On the 1996 San Francisco Halloween Fest:
"What a catastrophe. My assistant was telling me that when you
do a [web] search that's the first thing that comes up. They haven't taken
it down. It's like it's still going on! It's this ongoing Halloween party."
On Hollywood Squares:
"They called me and they said, 'we're bringing back Hollywood
Squares and it's going to be a comedy show.' [This was] before Whoopi was
on board. This was about two years ago. We want it to be much more comedy.
We'd like you to come in and supervise all the jokes, and make sure all
the celebrities have jokes they can use if they want, which is the way
it works. It's a balance. Sometimes they use them, sometimes they use their
own, sometimes they don't do anything. We mix it up. And I said, 'well
"They mentioned the fee, and said, 'can we call you Head Writer?'
and I said, 'for that money you can call me Marie Osmond.'
"And I said, 'it'll be fun!' We shoot on weekends when everybody's
available. And they started the hunt for a center square. They wanted a
big name to be the center square, and they got Whoopi. And as part of her
deal, she's one of the producers of the show. So as one of the producers
of the show, she said, 'I think Vilanch should host it.' And they said,
'huh?' But she was the producer. They couldn't piss her off. So they said,
'we'll test him.' So they brought me in and they did a test. I was in the
room with all the other host candidates. They were all big blonde guys
with big teeth, and going, 'this is for the Lexus, Kevin!' And we shot
the test, and the next day they said, 'you're a little too edgy. We'd like
to be a little more mainstream. But we like the energy. We'd like you to
be in a square.' So I said, 'okay that'd be fine.' And Whoopi said, 'put
him next to me and we'll carry on. We'll make trouble.' And it worked.

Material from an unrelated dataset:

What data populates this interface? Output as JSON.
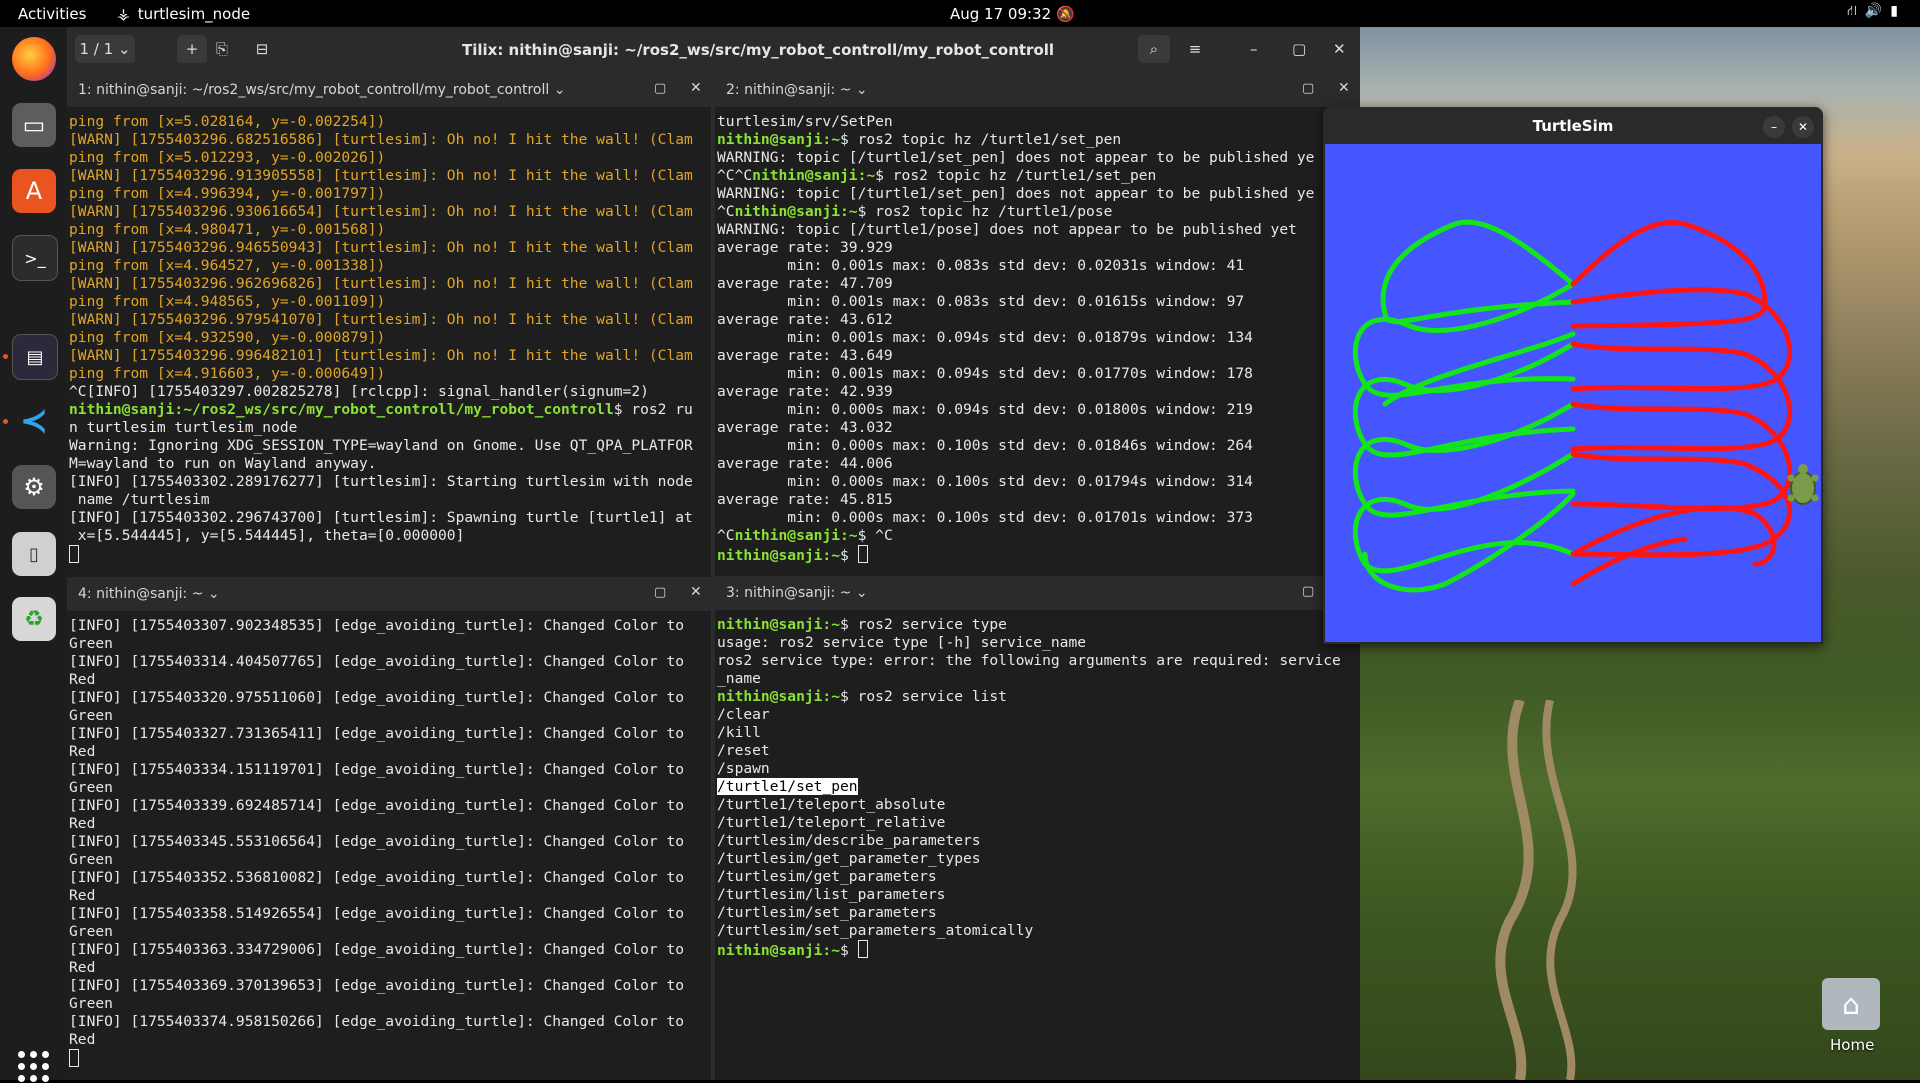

I thought any minute somebody would call and say, 'get that queen offa
there.' But in fact, it's the opposite. They're not threatened by me. They
think I'm kind of 'amusingly out' in an unveiled way. Like with Paul Lynde
and 'his secret'. But I'm so out there I think they're kind of entranced
by it. In fact, the CBS affiliate in Dallas called about two weeks ago
and said, 'we want more promos on the show--get that gay guy. He's funny!
We like him!' Dallas! They killed Kennedy in Dallas. I'm scoring!"
On the cheesiness of Hollywood Squares:
"I haven't done telethons yet."
On the 1978 "Star Wars Holiday Special" (Bruce co-wrote
"It was hilarious. It was between "Star Wars" and "The
Empire Strikes Back" and George Lucas wanted to keep the flame alive.
It's hysterically bad. I just saw it. I got it from a collector. I didn't
realize how poor. I worked on it with George. That's how I got to know
him. And he pulled the story out of the vault. It was like "episode
32" of the saga, and it was the one that was set on the planet of
the Wookiees, and the Wookiees were the central characters. Unfortunately
all the Wookiees look like me and sound like fat people having orgasms.
So, they're tough to write for. Every line of dialogue is 'oh, ee, ahh'.
How do you write that? The Wookiees can't speak, but the Wookiees were
the central characters. So I said, 'well we have to load this up with stars
who sing and dance and do schtick to cover up that the story is about these
walking carpets. It was one nightmare after another, but it's a very funny
show. At the Cantina on Tattooine, Bea Arthur is the bargirl. To give you
some idea what the show is like. Jefferson Starship is on it. Carrie Fisher
sings something. It was Thanksgiving."
On "Ice Pirates" (Bruce had a role in the movie):
"I love 'Ice Pirates'. Ted Turner loves it. It's his favorite
movie. He airs it once a month on one of his 420 stations. One night Anjelica
Huston was on Tom Snyder promoting a picture she directed "Bastard
Out of Carolina", and the first question out of his mouth was, 'I
was watching a picture last night called "The Ice Pirates", and
I watched the color drain from her face. I called her the next day and
she came to the phone and said, 'I surrender. It'll never go away. I'm
resigned to it now. Nothing I do will make this go away.'"
Sept. 10, 1999